◆ **Problem**: Pull out from the material below all lines with "true".

◆ **Input data**:
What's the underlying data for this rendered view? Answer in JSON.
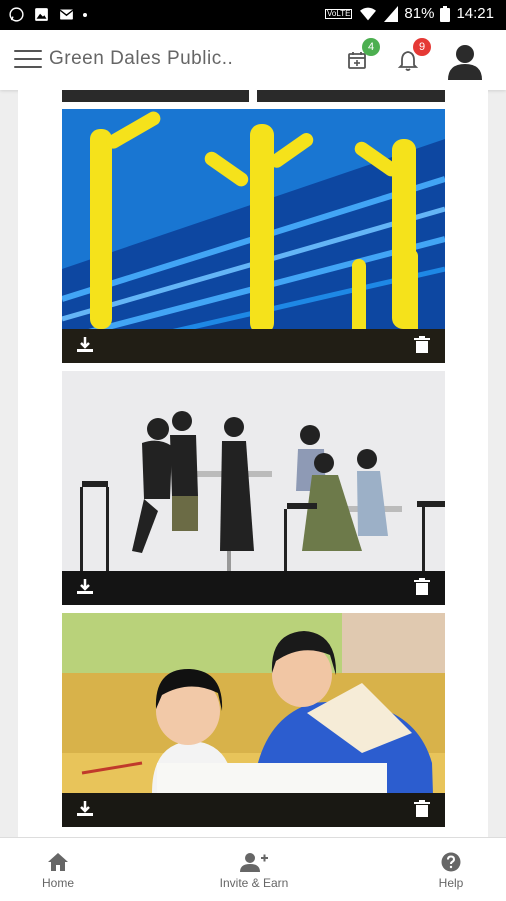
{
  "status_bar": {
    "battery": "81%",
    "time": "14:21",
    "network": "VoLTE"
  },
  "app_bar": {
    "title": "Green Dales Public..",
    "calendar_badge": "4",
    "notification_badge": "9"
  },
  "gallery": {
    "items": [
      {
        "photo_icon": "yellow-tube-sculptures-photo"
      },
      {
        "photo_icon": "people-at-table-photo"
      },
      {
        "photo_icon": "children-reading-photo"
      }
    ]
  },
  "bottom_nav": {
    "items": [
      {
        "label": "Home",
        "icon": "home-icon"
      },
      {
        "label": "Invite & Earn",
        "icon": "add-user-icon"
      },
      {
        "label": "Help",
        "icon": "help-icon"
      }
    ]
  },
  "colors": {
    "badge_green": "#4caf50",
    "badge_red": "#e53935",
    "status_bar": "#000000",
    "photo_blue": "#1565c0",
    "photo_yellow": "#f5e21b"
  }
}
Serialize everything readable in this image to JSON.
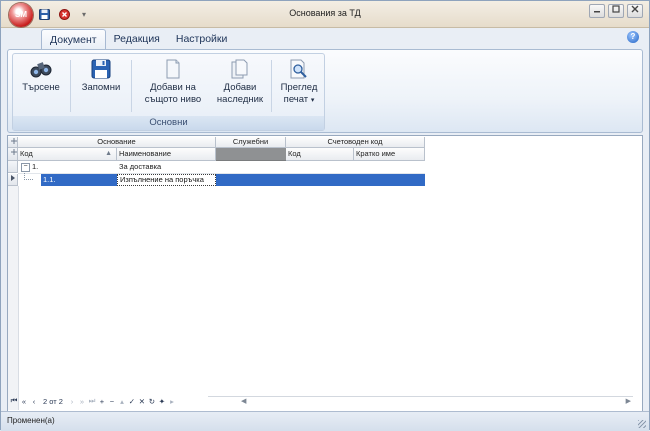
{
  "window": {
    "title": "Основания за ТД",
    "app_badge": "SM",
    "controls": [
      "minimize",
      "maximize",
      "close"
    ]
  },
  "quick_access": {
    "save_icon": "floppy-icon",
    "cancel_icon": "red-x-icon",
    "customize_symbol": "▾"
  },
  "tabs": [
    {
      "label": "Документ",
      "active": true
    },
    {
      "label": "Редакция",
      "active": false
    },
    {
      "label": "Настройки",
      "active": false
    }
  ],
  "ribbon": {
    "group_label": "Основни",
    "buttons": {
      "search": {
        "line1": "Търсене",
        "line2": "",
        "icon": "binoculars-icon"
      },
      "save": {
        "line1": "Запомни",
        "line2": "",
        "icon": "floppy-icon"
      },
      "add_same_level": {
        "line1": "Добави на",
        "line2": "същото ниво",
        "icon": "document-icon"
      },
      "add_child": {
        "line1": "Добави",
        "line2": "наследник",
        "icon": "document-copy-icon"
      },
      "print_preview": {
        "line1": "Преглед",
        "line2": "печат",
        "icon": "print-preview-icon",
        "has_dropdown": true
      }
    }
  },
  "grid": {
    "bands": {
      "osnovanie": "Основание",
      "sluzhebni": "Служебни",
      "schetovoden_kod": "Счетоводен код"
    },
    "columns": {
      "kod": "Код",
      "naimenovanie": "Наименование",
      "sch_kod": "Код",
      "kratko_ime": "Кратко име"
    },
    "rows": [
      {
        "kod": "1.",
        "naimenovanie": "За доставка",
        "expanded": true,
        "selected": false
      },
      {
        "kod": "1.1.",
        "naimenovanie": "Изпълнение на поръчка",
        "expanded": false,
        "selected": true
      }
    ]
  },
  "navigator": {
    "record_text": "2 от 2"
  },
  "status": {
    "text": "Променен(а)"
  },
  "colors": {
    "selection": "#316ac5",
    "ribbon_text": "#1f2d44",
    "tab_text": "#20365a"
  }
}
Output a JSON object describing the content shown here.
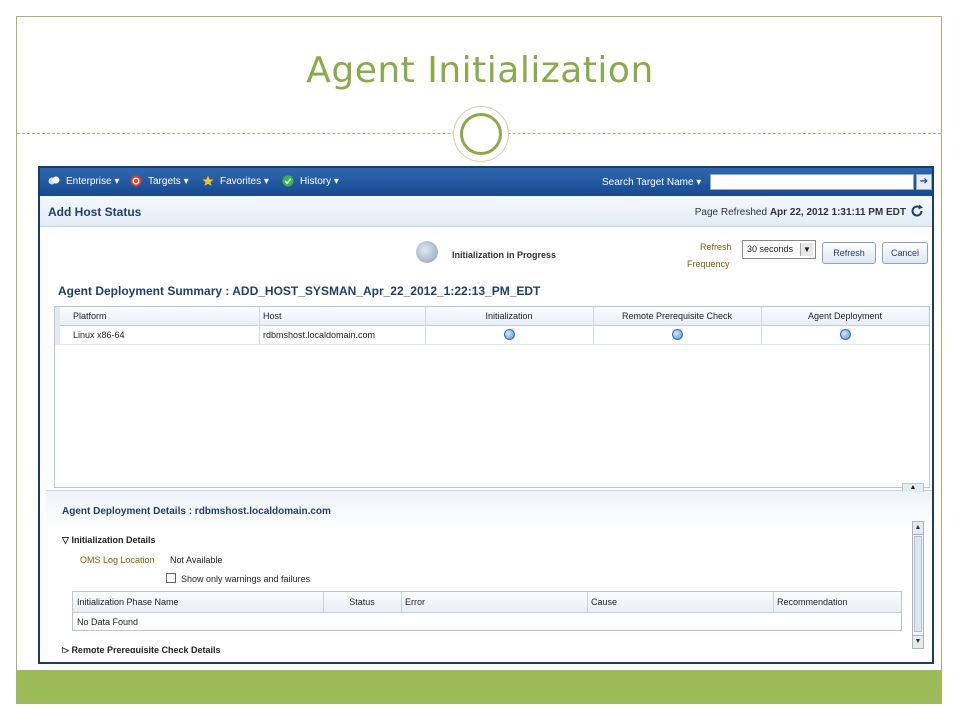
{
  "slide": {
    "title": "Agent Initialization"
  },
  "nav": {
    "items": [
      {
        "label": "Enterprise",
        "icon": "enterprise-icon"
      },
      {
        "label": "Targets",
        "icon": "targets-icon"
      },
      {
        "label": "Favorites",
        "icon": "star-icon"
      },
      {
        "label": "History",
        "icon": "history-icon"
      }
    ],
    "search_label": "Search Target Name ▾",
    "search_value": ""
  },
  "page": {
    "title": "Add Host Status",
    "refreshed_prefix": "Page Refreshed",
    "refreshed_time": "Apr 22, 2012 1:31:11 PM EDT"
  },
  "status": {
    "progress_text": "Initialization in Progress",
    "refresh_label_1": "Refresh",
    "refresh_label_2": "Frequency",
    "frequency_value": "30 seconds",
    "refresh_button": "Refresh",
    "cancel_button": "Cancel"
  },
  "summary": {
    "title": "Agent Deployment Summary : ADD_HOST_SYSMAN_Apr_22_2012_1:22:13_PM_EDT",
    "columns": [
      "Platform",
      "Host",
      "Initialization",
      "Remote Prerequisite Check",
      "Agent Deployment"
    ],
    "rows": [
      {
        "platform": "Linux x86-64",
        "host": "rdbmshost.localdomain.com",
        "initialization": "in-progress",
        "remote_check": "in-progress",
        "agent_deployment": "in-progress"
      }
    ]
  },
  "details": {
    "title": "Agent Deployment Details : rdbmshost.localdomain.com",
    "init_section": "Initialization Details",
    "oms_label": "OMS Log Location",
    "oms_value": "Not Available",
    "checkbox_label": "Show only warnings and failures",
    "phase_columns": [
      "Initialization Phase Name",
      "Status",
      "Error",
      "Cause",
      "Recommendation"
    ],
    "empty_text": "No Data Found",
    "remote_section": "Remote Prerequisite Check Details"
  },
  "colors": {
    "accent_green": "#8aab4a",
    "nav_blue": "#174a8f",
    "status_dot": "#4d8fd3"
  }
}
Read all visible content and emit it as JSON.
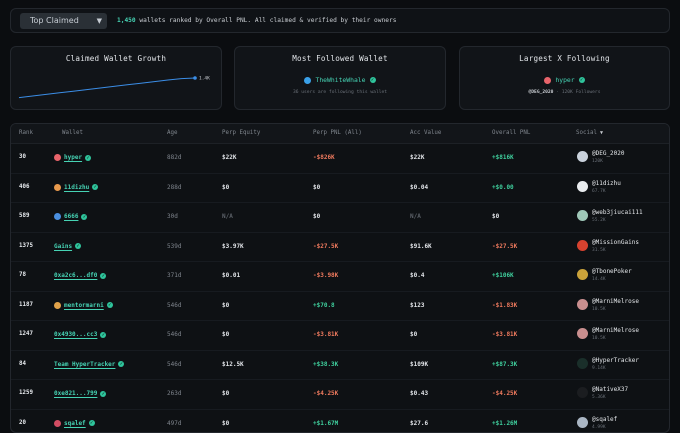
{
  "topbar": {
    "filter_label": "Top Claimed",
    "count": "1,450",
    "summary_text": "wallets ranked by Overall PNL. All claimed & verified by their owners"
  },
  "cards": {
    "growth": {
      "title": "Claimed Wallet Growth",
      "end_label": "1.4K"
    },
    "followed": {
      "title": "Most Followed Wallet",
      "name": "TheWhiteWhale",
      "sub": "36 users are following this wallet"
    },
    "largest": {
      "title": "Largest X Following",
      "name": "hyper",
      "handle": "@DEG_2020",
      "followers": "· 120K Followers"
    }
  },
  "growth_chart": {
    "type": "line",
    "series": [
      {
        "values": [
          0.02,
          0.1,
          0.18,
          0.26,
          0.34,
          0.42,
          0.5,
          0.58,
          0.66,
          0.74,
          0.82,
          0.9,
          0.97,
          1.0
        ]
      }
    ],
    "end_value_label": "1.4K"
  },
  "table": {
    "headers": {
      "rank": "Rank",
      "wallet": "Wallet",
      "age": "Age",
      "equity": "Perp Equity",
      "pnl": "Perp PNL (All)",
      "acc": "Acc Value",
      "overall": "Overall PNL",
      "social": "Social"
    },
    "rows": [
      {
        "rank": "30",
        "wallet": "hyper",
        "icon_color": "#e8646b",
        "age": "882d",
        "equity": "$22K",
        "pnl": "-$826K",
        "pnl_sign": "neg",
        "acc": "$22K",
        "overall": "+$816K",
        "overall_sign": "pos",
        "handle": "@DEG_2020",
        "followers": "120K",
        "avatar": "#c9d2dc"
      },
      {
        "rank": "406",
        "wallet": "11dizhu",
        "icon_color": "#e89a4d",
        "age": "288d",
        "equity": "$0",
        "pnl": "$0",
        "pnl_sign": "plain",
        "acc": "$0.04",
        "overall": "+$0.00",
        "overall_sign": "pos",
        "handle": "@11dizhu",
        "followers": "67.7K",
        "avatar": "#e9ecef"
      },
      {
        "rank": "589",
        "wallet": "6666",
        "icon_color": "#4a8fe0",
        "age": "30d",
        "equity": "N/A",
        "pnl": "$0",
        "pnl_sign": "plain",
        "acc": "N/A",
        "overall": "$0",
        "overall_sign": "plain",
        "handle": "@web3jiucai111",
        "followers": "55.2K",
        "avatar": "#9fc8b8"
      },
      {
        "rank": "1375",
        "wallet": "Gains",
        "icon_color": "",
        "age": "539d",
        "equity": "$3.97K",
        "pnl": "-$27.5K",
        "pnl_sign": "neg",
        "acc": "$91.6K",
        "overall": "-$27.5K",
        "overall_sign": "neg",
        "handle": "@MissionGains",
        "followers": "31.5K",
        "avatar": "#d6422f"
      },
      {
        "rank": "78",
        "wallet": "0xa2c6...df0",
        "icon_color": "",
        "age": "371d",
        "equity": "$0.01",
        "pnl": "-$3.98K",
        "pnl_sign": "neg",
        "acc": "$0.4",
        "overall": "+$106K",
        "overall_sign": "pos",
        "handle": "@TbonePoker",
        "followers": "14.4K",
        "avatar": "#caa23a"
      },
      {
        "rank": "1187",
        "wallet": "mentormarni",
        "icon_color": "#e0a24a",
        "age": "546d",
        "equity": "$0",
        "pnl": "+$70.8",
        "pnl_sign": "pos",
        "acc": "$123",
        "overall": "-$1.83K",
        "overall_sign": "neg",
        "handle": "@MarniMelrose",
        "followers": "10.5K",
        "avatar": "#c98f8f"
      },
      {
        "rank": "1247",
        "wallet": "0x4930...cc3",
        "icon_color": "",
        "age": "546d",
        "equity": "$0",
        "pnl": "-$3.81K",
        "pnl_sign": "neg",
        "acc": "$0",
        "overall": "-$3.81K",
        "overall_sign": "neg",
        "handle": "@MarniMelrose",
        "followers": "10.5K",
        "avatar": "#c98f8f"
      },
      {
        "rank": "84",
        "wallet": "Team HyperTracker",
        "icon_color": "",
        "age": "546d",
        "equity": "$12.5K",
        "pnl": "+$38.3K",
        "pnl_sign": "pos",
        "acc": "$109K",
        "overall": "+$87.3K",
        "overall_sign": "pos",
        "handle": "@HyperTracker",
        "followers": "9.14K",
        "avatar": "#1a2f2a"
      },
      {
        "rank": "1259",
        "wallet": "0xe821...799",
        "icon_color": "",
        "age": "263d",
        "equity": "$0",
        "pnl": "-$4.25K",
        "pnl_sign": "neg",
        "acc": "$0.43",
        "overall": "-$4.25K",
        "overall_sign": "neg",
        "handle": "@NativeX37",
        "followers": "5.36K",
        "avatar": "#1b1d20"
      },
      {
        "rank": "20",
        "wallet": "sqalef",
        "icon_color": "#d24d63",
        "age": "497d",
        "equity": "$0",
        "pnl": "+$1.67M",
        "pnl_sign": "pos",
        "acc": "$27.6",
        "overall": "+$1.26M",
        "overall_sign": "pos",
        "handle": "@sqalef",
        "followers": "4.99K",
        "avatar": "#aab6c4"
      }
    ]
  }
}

◆ **Exercise response**:
      "active": true
        "has_dropdown": true
        "expanded": true,
        "selected": true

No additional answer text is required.